Mean Girls is one of those defining pop culture moments. It has resonated in a huge way since its 2004 release, greatly contributing to LGBT youth and the equal rights movement. It made us feel OK to be ourselves. As the now-iconic film sees its 10-year anniversary, one of the actors, the incomparable Daniel Franzese, is looking back…and officially coming out.
In a heartfelt letter, thanks to Indiewire, the star gives his character Damian some much needed advice. “You were proud of who you were; I was an insecure actor,” he writes. “You became an iconic character that people looked up to; I wished I’d had you as a role model when I was younger. It might’ve been easier to be gay growing up.”
What many people might not know is that “when I was cast in the role of ‘Damian’ in ‘Mean Girls,’ I was TERRIFIED to play this part,” he continues. “But this was a natural and true representation of a gay teenager – a character we laughed with instead of at. (You can thank Tina Fey and Mark Waters for that. I can only take partial credit.)”
He adds, “When we first made this movie, I’m not sure any of us knew how loved and quoted this movie would become. You certainly hope when you pour your heart into something, that people will respond – but to paraphrase Gretchen Wieners, ‘we can’t help it that we’re so popular.’
Why didn’t he come out then? Well, Hollywood and a little thing called tyepcasting. Franzese explains, “One time I wanted to audition for a supporting character in a low-budget indie movie described as a ‘doughy, blue-collar lug of a guy.’ The role was to play the husband of an actress friend of mine who I had been in two movies and an Off-Broadway play with. She and I had even moved to L.A. together.”
“They said they were looking for a real ‘man’s man.’ The casting director wouldn’t even let me audition,” he says, begrudgingly. “This wasn’t the last time this happened. There were industry people who had seen me play you in Mean Girls but never seen me read in an audition but still denied me to be seen for ‘masculine’ roles.”
Franzese then details that his Mean Girls role changed his life…in some pretty detrimental ways. “Damian, you had ruined my life and I was really pissed at you. I became celibate for a year and a half. I didn’t go to any gay bars, have any flings and I lied to anyone who asked if I was gay,” he asserts.

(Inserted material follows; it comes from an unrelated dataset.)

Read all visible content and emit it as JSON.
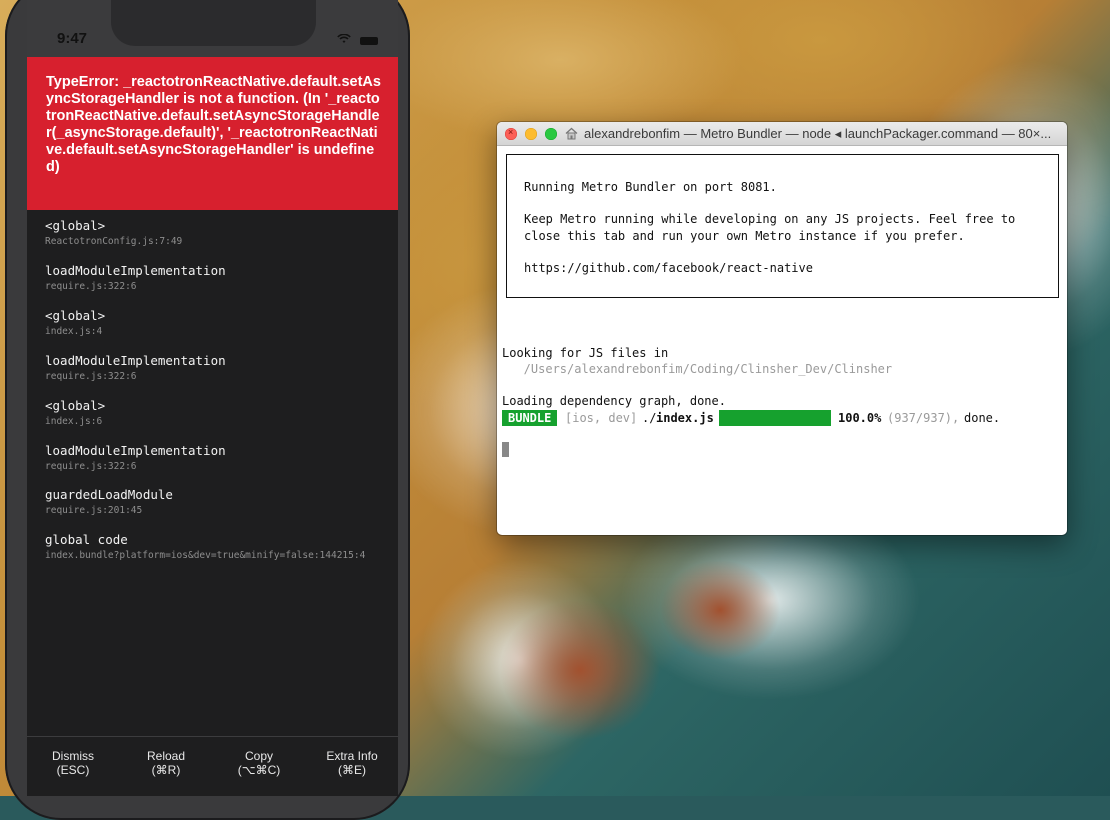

Even online, he took measures to erase any indication that he liked the same sex, noting, “Deleting tweets that asked if I was gay, scrubbing IMDB Message Boards for any indication, etc.”
But the past is the past. The time is now. “I had the perfect opportunity in 2004 to let people know the REAL Daniel Franzese. Now in 2014 – ten years later – looking back, it took YOU to teach me how to be proud of myself again,” he concludes.
Oh, and his P.S. is about the best thing ever: “P.S. I hate it when people say I’m ‘too gay to function.’ I know you do, too. Those people are part of the problem. They should refrain from using that phrase. It really is ONLY okay when Janis says it.”
Bravo, Daniel. We hope your letter gives others the strength to be who they truly are, too. Your admirable work is one for the books and will always live in our hearts. Thank you.
You can read the letter in its entirety over at IndieWire.